If and when a return to the agreement is reached, the Biden administration will also need to counter Iran’s escalating efforts in the Middle East.
Ebrahim Raisi’s election as president of Iran came as no surprise. All those who might have been a threat to him were disqualified. He was the choice of the supreme leader, Ali Khamenei, and small wonder: Few people better embody the ideology of the Islamic Republic. He will not open Iran up to the outside world, and will certainly not look to accommodate the United States in any way.
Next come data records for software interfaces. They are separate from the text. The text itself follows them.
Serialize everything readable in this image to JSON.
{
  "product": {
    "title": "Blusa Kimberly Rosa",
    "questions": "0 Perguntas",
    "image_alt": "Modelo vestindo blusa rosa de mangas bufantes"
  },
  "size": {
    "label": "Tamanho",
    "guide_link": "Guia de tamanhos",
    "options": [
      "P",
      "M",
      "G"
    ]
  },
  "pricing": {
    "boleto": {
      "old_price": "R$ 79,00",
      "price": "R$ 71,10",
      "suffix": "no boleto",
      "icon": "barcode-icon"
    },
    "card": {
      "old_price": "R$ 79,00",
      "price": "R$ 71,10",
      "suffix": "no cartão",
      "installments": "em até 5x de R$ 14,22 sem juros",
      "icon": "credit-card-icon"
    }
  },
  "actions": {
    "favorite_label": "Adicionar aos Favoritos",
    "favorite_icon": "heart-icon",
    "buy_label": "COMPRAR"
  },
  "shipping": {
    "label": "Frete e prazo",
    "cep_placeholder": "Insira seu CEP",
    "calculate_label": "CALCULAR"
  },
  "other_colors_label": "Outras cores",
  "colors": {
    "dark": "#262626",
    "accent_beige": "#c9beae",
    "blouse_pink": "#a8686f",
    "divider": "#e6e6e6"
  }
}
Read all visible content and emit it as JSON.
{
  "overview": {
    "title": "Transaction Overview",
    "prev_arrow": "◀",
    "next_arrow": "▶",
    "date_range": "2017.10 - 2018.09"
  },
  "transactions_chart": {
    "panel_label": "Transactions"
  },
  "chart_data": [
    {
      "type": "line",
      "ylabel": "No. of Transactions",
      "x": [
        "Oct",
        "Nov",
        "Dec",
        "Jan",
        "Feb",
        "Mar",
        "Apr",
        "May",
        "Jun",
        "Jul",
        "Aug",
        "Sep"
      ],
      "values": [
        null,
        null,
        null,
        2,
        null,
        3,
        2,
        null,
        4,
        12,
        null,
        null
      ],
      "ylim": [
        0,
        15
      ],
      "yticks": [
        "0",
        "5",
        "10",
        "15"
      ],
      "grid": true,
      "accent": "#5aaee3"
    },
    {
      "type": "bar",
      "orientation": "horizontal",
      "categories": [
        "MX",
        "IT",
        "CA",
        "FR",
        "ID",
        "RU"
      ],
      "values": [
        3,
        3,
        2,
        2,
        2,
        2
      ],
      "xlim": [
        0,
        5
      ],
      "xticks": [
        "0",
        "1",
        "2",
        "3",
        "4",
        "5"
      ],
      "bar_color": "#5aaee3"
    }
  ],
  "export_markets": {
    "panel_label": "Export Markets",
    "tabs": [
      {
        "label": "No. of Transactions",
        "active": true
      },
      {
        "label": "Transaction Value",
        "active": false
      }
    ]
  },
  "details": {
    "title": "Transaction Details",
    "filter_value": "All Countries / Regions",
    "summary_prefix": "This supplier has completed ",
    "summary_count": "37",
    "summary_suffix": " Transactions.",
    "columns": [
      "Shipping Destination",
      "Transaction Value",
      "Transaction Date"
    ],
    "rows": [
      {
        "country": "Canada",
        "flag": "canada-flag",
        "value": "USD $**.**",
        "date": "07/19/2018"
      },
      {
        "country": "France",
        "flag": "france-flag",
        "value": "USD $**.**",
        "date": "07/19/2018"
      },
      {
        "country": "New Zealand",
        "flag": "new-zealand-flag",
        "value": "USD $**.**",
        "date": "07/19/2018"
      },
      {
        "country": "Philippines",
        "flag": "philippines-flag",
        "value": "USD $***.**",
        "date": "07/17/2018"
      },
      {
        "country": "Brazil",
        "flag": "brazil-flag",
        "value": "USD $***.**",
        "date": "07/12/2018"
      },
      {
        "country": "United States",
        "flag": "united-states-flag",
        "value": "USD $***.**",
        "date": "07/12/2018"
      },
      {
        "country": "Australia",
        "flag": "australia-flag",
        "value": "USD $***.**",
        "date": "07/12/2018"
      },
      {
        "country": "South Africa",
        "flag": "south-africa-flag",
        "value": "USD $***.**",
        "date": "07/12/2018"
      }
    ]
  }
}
As for Iran’s behavior in the Middle East, he has made clear that it is “not negotiable.”
The Israel-Hamas conflict last month was a reminder that nearly everything in the Middle East is connected—and whether we’re talking about Hamas rockets, the ongoing calamity in Yemen, or the Iran nuclear deal, Tehran’s destabilizing role in the region is the common factor.
We understand why President Joe Biden seeks a return to the deal, the Joint Comprehensive Plan of Action, or JCPOA. The United States must roll back Iran’s nuclear program and then use the time left before the agreement’s sunset provisions lapse to either produce the longer and stronger deal the Biden administration seeks, or enhance our deterrence so Tehran understands that the U.S. will prevent Iran from becoming a nuclear-threshold state.